### WHAT THE TASK REQUIRES
In the data below, how many lines contain the word "Alarm"? Answer with the number alone.

### Data excerpts
★ ★ ★ ★
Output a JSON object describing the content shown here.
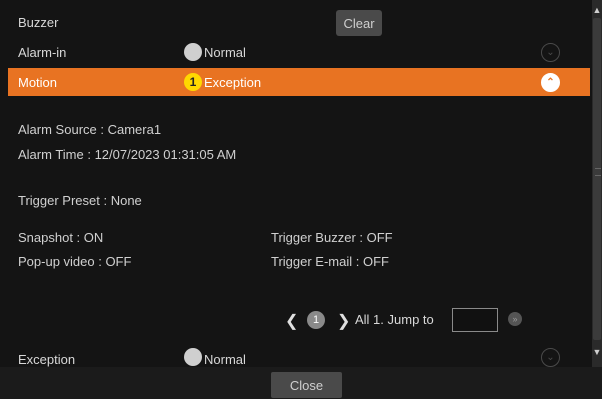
{
  "header": {
    "title": "Buzzer",
    "clear_label": "Clear"
  },
  "rows": [
    {
      "name": "Alarm-in",
      "status": "Normal"
    },
    {
      "name": "Motion",
      "status": "Exception",
      "badge": "1"
    },
    {
      "name": "Exception",
      "status": "Normal"
    }
  ],
  "details": {
    "alarm_source": "Alarm Source   : Camera1",
    "alarm_time": "Alarm Time    : 12/07/2023 01:31:05 AM",
    "trigger_preset": "Trigger Preset    : None",
    "snapshot": "Snapshot : ON",
    "popup_video": "Pop-up video : OFF",
    "trigger_buzzer": "Trigger Buzzer : OFF",
    "trigger_email": "Trigger E-mail : OFF"
  },
  "pager": {
    "page": "1",
    "summary": "All 1. Jump to",
    "jump_value": ""
  },
  "footer": {
    "close_label": "Close"
  },
  "colors": {
    "accent": "#e87322",
    "badge": "#ffd800",
    "background": "#141414"
  },
  "icons": {
    "chevron_down": "chevron-down-icon",
    "chevron_up": "chevron-up-icon",
    "prev": "chevron-left-icon",
    "next": "chevron-right-icon",
    "go": "go-arrow-icon"
  }
}
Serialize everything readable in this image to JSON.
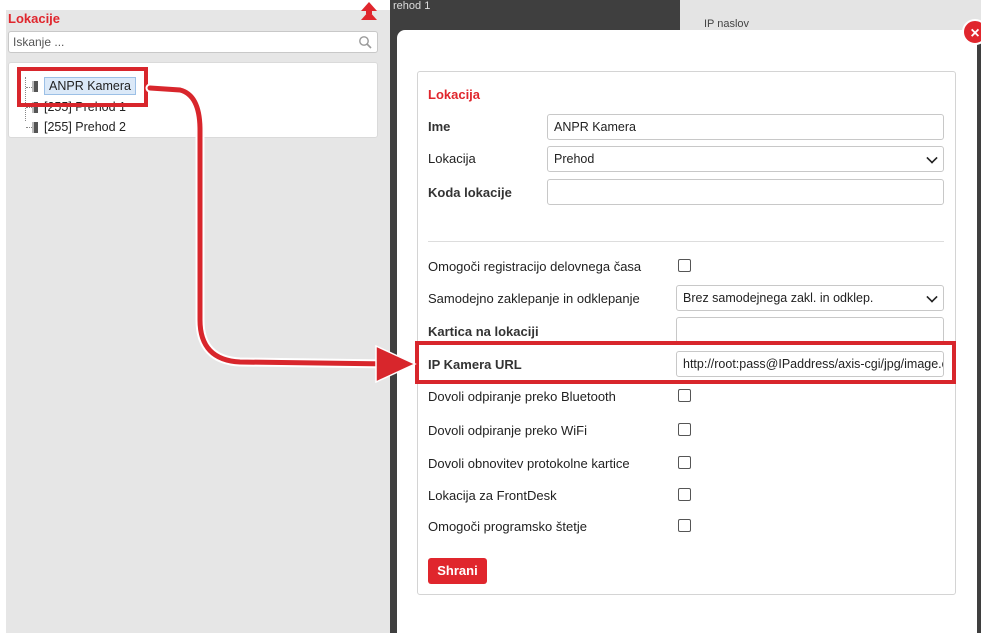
{
  "left_panel": {
    "title": "Lokacije",
    "search_placeholder": "Iskanje ...",
    "tree": [
      {
        "label": "ANPR Kamera"
      },
      {
        "label": "[255] Prehod 1"
      },
      {
        "label": "[255] Prehod 2"
      }
    ]
  },
  "background": {
    "tab_text": "rehod 1",
    "column_header": "IP naslov"
  },
  "dialog": {
    "close_label": "×",
    "section_title": "Lokacija",
    "fields": {
      "name_label": "Ime",
      "name_value": "ANPR Kamera",
      "location_label": "Lokacija",
      "location_value": "Prehod",
      "code_label": "Koda lokacije",
      "code_value": "",
      "worktime_label": "Omogoči registracijo delovnega časa",
      "autolock_label": "Samodejno zaklepanje in odklepanje",
      "autolock_value": "Brez samodejnega zakl. in odklep.",
      "card_label": "Kartica na lokaciji",
      "card_value": "",
      "ipcam_label": "IP Kamera URL",
      "ipcam_value": "http://root:pass@IPaddress/axis-cgi/jpg/image.cgi",
      "bluetooth_label": "Dovoli odpiranje preko Bluetooth",
      "wifi_label": "Dovoli odpiranje preko WiFi",
      "protocol_label": "Dovoli obnovitev protokolne kartice",
      "frontdesk_label": "Lokacija za FrontDesk",
      "counting_label": "Omogoči programsko štetje"
    },
    "save_label": "Shrani"
  },
  "colors": {
    "accent": "#e0262d",
    "annotation": "#d8262c"
  }
}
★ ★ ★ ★
### RESPONSE TO THIS TASK
3